Subject: Re: [boost] [msm] Review
From: David Bergman (David.Bergman_at_[hidden])
Date: 2009-12-06 16:49:10
On Dec 6, 2009, at 4:39 PM, David Bergman wrote:
> On Dec 6, 2009, at 4:28 PM, Michael Caisse wrote:
>> David Bergman wrote:
>>>> I mean there's no headroom here like "For my use cases ..." or "To me ...". In absence of such qualifiers the reader must assume that you think that from a purely functional POV the two libraries are exchangeable for *all* possible uses. Add your remarks regarding library removal and the reader must IMO come to the conclusion that you think *all* users will be better served with MSM once compilers catch up. For sure, MSM *does* look terrific and may well satisfy a good majority of FSM implementers but there are certain use cases (e.g. multi-TU FSMs) that MSM will probably never support. OTOH, Statechart will e.g. never be able to guarantee O(1) dispatch.
>>>> So yes, there *is* overlap but it is certainly far from total, right?
>>> Not far from, no. If you bring up one feature, multi-TU FSM, I would not call that "far". The overlap is 95%. No?

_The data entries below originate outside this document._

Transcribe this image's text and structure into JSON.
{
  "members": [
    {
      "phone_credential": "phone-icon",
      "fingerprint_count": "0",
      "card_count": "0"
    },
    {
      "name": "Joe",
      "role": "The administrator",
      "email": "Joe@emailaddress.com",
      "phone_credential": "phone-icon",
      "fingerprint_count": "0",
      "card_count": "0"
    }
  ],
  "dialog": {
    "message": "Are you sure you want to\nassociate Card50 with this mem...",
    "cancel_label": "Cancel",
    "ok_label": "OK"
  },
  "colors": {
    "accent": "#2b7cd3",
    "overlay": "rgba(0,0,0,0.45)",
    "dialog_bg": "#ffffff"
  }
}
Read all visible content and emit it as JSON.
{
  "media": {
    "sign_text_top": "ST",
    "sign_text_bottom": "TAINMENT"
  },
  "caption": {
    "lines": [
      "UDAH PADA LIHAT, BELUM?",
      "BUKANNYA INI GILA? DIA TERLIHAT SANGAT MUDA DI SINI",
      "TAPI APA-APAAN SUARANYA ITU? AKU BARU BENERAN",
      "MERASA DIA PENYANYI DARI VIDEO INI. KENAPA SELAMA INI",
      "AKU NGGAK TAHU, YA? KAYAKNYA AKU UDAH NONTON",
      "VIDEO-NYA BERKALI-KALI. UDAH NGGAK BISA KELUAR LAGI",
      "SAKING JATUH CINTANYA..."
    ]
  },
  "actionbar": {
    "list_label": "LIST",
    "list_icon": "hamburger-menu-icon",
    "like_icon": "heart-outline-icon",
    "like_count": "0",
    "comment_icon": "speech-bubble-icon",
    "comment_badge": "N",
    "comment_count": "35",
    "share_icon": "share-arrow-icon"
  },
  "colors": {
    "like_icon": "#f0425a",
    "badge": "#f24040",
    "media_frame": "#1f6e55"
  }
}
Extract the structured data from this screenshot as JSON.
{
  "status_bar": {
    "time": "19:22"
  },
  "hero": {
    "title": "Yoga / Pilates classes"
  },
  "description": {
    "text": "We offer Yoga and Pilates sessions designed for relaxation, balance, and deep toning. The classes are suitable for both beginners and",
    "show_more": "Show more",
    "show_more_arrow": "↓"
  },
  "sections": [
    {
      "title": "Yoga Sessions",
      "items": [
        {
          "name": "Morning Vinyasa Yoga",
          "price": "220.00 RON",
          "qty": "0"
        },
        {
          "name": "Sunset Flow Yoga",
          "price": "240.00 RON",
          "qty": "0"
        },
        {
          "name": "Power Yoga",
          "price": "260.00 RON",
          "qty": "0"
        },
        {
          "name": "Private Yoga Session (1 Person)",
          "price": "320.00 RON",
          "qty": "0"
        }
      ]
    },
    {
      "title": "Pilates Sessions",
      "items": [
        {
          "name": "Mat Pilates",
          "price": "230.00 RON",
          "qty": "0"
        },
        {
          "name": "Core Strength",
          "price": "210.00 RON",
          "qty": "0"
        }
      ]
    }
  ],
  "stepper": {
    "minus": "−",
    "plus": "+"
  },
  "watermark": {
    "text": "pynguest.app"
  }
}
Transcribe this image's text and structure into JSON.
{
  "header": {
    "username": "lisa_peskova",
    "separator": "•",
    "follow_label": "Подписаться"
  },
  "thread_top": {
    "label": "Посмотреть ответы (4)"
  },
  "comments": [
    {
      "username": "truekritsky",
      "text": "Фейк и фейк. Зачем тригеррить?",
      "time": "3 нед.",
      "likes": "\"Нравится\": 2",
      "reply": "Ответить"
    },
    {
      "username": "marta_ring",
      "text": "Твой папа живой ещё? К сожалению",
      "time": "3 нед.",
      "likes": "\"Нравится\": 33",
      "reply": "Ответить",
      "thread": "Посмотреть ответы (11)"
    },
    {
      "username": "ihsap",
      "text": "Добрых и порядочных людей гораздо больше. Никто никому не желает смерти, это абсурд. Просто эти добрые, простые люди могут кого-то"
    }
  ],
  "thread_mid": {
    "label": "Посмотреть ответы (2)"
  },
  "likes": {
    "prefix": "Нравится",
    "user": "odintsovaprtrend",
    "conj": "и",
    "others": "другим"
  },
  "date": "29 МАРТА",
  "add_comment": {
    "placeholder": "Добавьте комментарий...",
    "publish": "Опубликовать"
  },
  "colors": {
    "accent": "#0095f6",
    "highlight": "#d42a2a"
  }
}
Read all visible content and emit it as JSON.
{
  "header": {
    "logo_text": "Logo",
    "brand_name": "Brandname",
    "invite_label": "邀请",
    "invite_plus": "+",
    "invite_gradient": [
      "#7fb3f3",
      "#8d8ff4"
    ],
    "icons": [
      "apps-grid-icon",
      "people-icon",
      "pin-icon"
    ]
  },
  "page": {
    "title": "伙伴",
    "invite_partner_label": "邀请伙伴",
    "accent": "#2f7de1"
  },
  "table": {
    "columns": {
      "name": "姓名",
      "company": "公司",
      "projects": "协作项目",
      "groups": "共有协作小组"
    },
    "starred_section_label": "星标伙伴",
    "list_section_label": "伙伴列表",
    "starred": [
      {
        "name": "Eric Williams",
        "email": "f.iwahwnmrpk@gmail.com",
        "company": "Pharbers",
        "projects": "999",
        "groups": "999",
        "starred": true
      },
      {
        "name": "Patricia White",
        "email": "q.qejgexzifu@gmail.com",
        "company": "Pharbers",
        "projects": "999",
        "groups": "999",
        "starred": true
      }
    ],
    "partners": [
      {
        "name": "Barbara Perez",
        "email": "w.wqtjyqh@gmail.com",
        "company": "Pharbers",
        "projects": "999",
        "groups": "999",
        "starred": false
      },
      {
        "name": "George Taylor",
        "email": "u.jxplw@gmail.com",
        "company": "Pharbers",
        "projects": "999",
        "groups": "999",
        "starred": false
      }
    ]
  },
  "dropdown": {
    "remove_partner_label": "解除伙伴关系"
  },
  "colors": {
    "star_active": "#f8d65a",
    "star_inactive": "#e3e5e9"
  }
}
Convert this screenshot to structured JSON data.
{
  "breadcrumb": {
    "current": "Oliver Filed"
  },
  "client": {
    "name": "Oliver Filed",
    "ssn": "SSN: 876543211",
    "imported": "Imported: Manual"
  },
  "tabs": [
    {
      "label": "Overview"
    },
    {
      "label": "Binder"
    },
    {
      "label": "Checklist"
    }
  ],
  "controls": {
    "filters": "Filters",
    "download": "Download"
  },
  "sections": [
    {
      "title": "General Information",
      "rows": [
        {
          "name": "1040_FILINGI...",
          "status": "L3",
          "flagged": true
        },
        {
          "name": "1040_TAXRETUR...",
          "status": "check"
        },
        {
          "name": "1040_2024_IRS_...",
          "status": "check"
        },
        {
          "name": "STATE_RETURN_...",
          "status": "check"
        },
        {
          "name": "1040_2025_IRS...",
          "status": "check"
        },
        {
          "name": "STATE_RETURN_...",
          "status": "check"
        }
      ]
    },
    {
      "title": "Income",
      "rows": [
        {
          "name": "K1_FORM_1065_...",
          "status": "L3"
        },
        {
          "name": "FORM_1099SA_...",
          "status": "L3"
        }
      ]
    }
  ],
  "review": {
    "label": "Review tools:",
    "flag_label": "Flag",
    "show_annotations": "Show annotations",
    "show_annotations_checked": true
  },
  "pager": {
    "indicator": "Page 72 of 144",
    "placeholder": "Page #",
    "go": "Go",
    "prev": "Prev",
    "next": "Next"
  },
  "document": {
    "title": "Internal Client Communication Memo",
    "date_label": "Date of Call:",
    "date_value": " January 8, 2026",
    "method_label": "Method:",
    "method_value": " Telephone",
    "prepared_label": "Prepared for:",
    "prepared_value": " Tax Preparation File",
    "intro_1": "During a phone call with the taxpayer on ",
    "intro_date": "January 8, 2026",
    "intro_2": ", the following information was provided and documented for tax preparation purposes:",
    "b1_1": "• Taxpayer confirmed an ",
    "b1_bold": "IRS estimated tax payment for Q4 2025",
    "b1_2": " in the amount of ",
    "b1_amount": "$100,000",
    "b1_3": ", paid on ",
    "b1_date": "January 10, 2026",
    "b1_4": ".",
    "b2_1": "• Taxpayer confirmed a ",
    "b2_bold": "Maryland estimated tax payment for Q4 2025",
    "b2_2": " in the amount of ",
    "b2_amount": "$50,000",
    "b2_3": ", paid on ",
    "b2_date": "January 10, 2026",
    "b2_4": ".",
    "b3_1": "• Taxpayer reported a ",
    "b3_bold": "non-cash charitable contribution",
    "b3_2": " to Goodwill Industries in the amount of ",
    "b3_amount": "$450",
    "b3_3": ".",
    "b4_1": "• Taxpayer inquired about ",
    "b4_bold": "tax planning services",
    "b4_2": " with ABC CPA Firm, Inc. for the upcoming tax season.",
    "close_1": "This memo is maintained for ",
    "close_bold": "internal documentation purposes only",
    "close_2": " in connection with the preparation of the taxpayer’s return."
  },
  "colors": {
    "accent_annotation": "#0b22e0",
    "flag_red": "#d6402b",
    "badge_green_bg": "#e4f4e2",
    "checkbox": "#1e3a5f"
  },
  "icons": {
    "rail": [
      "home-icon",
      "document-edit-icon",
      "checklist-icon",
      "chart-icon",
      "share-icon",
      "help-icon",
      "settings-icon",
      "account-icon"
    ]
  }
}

>>> Just look at the feature list of your own library, Statechart, as described in the Overview section. Which one of those features does *not* apply to MSM?
>> Just to be clear David... A couple people have now brought up that the actual implementation
>> (not the feature set) is very much a differentiator for different targets. You continue to
>> point at "features". Do you not think that the implementation of a library is a consideration
>> for different targets?
> Yes, of course, which I have stated in various posts of mine.
> I *know* that the implementations differ, but that was not what we were discussing here, was it? We are discussing whether the feature sets and interfaces are far apart or not.
Additionally, for targets (i) not having many transitions per second and/or (ii) not having severe memory (or compiler/standard library...) constraints, the run-time characteristics of these two libraries are good enough, i.e., the implementations would *not* be a differentiator when choosing an FSM library for future such Boost developers. I contend that this set of developers, or, rather problem domains, constitute the vast majority of FSMers. That contention might be wrong, and even if it were right, that would not make much difference to those (a) with high-frequency transitional needs (probably picking MSM) or (b) those with huge transition tables, crippled compilers or "crippled" deployment targets (I did not call them such when I worked much more with embedded development ;-)) (probably picking Statechart.) It is just for the "rest of us" that the choice would be much a matter of interfacial matters or even aesthetics :-)
Boost list run by bdawes at acm.org, gregod at cs.rpi.edu, cpdaniel at pacbell.net, john at johnmaddock.co.uk